Email marketinghas come a long way in just the past few years. But with all the fancy new functionality brands are utilizing, you know what’s kind of funny? A well-written, plain-text email can perform just as well (if not better) than a highly designed email with tons of bells and whistles.

In fact, no matter how fancy your marketing emails look, if they’re devoid of well-written content, your subscribers will stop opening – and start deleting – your messages.

So, how do you write a great marketing email? It all comes down to a few copywriting best practices that you should apply to both the subject line of your message and the message body itself.

Use actionable language.

With email subject lines, using actionable language doesn’t necessarily mean using verbs, although it certainly helps. OpenTable, for example, sent me an email that said “Take Mom to Brunch” in the subject line. This is one way to use actionable language effectively in email subject lines: by incorporating a verb (like “take,” “download,” “reserve,” “ask,” “buy,” etc.),

Personalize when possible.

Emails that are highly segmented tend to have higher performance levels – such as open rate and clickthrough rate – than emails that aren’t personalized.

Prioritize clarity, and only then think about "catchiness."

Write a subject line that is clear first, and catchy second. In marketing copy, [clarity should always, always, always be your first priorityIf, after you’ve drafted a clear subject line, you can also make it catchy, funny, cute, whimsical, whatever, then go for it. But never sacrifice clarity for the entertainment value.

Align your subject line copy and email copy.

You might already know how crucial it is [for your call-to-action copy and your landing page offer to align]Well, it’s no different when crafting your email subject line and email message.

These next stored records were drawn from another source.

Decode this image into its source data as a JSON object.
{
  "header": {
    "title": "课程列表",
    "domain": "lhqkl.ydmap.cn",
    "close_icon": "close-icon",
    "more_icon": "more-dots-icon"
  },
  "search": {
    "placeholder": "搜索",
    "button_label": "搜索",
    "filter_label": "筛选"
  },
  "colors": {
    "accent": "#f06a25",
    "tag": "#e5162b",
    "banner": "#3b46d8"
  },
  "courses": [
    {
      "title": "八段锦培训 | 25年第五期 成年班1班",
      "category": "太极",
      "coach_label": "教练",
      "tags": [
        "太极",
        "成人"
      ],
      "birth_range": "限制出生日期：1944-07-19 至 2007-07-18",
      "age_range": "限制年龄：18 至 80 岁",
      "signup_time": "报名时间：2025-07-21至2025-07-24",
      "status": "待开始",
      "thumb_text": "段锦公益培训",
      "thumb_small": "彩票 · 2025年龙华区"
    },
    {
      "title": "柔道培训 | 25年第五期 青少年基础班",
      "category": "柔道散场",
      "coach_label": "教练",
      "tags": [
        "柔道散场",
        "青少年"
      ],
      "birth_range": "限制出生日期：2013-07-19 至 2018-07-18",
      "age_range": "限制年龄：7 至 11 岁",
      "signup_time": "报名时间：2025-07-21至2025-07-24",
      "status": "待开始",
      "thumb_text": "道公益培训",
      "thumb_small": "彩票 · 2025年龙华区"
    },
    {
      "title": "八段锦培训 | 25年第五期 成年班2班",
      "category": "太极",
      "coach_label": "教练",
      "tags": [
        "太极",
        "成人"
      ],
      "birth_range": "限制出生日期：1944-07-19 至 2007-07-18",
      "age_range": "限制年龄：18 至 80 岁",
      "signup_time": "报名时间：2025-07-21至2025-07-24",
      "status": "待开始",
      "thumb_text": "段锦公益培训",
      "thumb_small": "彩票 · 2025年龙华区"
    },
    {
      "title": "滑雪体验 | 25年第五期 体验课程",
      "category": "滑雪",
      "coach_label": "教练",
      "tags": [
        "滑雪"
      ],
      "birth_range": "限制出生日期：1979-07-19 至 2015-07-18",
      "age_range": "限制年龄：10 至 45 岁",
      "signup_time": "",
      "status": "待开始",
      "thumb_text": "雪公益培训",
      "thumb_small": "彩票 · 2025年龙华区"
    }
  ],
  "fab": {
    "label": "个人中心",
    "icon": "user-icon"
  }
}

What your email subject line promises, the email message should deliver. Why? It’s not just because it’s responsible
The first subject line, which was straightforward and much more accurate had a better click-through rate by 15.4% over the second subject line, which was more vague and less accurate.
I hope you find this information helpful…see you on the next topic